And we’re off exploring again. This time armed with cameras and drones and dinghy. First around icebergs.
We got a little close at times
But they seemed to like this particular ‘berg so they always made their way back
And this is the Fridtjovbreen glacier.
Here’rs Dr D ready for anything.
First stop was the other side of the little cove where we were anchored.
We weren’t sure what to make of this boat, it was built from oil drums. Unfortunately the metal doesn’t last very long in the cold.
Dr D and Captain H both had a go with the rifle. Just in case we get chased by polar bears.
They did pretty good too
Along the beach we found seals hung to dry on a massive stand (assumingly to keep out of reach of the polar bears)
Finally, there was enough calm ashore that we could play with my (our) drone!!! Meet Drone…
He’s friendly really. And provided fantastic entertainment (and distraction!) for the Arctic terns, who were already pretty unimpressed that we were invading on their territory! Fortunately Dr D is providing some good old fashioned protection in way of a dinghy paddle.
We took Drone and headed towards the other side of the bay and the glacier. Going ashore, we tried to have a bit of a hike but unfortunately there was a melting glacier in the way!
We motored a little further and went for a wonder along the shoreline instead, going almost under the glacier itself. Captain Haddock slowed down a bit in the mud…
And we flew the drone off an iceberg!!! Awesome 😛
We had a little group glacier selfie too – not sure why it had to be in the water…
After exploring the glacier we set off for the South side of the fjord, to an area called Ahlstrandodden. The area runs from a bay called Malbukta along the southern shore of Van Keulenfjorden, to Ingebrigtsenbukta. The headland itself is called Kvitfiskneset, which means “white whales point” in memory of the whales and hunting that took place. Right in the middle is an area called Fleur de Lyshamna where we landed first. Two landmarks site either end of the long beach. To the East, a trappers hut all closed up.
Here’s an arty photo of Hal – I think Dr D’s camera won 😉
We went for a wonder through the tundra up the hill.

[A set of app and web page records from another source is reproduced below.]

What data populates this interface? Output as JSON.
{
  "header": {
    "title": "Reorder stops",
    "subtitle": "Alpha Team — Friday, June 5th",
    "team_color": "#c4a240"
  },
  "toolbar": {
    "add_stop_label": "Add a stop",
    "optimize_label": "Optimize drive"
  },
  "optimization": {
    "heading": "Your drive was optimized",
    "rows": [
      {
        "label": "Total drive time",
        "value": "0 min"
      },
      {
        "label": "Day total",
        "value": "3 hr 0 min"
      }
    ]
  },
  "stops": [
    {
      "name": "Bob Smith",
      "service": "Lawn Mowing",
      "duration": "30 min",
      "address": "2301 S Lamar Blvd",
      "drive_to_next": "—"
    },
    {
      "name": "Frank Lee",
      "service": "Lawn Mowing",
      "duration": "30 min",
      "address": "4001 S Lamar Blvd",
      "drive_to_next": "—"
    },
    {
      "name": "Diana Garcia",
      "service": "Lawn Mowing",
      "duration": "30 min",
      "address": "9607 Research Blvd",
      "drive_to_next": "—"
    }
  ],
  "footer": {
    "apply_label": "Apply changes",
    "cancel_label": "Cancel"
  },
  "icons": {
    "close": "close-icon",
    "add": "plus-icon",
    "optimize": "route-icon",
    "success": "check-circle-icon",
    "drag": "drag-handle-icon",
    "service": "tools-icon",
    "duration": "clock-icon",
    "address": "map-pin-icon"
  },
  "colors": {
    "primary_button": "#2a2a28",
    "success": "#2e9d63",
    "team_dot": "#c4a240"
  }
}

It was incredible how green the landscape was all of a sudden. Prime feeding ground for reindeer!
Then we jumped in the dinghy and headed right up to the other end of the beach to see the old grey seine whaling boats, incredibly well preserved in the cold climate.
These aren’t as old as the remains we saw up north, but served a similar purpose; they were used for hunting white whales in the 1930s. Large seine nets were tied to the land and transported out in the fjord with the rowboats. When the whales swam in they closed the seine and rowed it back to shore. Once the whales were trapped they were shot or lanced near land. It was awful imagining what the fjord must’ve looked like in those times.
We took Hal round the corner from Fleur de Lyshamna to Ingebrigtsenbukta, where there is am entire beach lined with whale bones, all piled up along the shore. Fortunately there was almost no wind so we anchored easily along the shore line and were able to look around. Not that we wanted to stay long – it was an incredible site but not particularly cheerful. On the other hand, I do love this photograph with the fog and the bones all lined up.
We tried to break into another cabin, Bamsebu (the Norwegians are excellent at remembering to shut the door behind them when they leave) and checked out some of the other remnants of past times along the beach and then headed to Calypsobyen – a happier place in so many ways!
This is what it looked like inside – we managed a peak through the windows. So cosy!
Here’s Hal quietly waiting just off the beach to take us to Calypsobyen…